BERLIN — Gazprom, the Kremlin-controlled energy giant, announced that it would temporarily shut down its gas pipeline to Germany at the end of the month for repairs, a move likely to trigger more uncertainty in Europe as countries struggle to compensate for cuts in Russian fossil fuels.
Gazprom said it would close the taps of the Nord Stream pipeline from Aug. 31 to Sept. 2 to replace a turbine with the help of its manufacturer, Siemens. Gazprom and the German government have already been trading blame for slowed flows of gas through the pipeline. Gazprom has said Western sanctions have slowed repairs, reducing gas flows by up to 60 percent. Berlin has accused Gazprom of playing politics on Moscow’s behalf.
“The Russian side’s justification is simply a pretext,” Robert Habeck, Germany’s economy minister, told reporters in Berlin in June. “It is obviously the strategy to unsettle and drive up prices.”

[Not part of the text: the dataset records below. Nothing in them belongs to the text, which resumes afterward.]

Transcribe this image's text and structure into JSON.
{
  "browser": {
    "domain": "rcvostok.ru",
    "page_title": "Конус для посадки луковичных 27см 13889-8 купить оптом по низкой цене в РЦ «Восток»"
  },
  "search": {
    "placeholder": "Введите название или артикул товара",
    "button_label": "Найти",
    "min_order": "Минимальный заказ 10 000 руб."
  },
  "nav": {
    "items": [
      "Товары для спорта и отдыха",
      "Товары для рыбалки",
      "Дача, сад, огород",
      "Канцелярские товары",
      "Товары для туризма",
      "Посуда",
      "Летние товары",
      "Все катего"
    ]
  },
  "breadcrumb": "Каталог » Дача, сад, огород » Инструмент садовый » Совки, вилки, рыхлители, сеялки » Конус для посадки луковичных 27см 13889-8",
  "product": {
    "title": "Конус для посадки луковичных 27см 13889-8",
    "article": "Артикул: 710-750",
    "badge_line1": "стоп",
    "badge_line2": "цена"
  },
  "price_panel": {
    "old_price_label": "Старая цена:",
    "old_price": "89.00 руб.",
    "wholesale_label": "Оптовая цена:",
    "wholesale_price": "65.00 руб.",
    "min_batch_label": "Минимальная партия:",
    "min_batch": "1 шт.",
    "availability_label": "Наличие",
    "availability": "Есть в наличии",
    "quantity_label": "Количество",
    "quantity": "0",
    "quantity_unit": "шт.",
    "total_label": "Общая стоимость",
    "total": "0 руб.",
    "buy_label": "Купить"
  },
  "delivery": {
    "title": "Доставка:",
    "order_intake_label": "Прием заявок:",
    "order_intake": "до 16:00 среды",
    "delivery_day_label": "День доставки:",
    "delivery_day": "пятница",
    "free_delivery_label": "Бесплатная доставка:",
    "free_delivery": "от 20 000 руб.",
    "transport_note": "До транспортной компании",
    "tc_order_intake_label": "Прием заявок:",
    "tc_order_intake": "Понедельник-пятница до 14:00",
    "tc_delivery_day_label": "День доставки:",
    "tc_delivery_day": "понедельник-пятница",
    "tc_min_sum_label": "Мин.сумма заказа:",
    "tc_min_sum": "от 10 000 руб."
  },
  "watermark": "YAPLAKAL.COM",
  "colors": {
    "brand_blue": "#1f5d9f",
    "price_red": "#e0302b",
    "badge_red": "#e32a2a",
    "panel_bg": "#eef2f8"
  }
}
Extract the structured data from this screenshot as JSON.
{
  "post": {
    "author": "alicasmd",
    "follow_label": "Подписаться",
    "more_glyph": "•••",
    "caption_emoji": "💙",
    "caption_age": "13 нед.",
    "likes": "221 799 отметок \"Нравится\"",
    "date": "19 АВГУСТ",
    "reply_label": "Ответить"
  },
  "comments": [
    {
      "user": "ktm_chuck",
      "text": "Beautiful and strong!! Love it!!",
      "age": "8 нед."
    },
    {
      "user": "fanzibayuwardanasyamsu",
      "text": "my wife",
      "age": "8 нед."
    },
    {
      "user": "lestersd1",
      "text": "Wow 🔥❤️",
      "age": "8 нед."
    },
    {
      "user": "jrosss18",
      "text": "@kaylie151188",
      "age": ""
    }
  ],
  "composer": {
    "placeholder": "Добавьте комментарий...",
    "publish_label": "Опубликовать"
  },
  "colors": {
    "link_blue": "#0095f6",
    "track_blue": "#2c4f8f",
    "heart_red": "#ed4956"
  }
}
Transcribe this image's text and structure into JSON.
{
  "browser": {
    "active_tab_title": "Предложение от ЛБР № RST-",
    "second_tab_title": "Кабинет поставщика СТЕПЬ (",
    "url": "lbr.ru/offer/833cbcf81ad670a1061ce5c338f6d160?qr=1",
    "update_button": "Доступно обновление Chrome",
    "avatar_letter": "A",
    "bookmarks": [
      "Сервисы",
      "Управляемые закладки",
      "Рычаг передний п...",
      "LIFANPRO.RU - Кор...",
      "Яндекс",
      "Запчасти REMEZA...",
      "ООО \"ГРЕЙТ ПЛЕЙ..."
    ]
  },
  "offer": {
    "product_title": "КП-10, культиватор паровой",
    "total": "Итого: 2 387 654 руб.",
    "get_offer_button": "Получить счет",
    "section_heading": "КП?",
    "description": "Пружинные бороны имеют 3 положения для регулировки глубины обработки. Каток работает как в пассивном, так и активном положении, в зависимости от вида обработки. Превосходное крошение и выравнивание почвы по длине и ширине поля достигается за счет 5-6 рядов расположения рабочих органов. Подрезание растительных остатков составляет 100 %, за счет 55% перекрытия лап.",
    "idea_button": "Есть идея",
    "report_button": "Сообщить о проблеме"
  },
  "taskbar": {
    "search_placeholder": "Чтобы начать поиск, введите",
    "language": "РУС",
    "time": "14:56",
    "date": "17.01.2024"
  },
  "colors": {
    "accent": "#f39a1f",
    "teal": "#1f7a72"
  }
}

Europe has been working to wean itself off Russian gas, oil, and coal as part of its sanctions on Moscow in retaliation for the invasion of Ukraine. Many European states are bracing for potential energy shortages this winter, but perhaps none are as vulnerable as Germany, Europe’s largest economy. More than half of Germany’s gas imports came from Russia before the war in Ukraine.
Germany has been working to find alternative sources of natural gas, and has also made the awkward decision to restart coal plants already shut down as part of its plan to phase out coal by 2030 coal. It now looks likely to extend the life of its contested three nuclear plants as well.
According to Gazprom, gas transports through the underwater pipeline to Germany could be resumed after repairs at a rate of 33 million cubic meters per day — around 20 percent of the actual capacity of the pipeline.
The German government did not immediately comment on the announcement.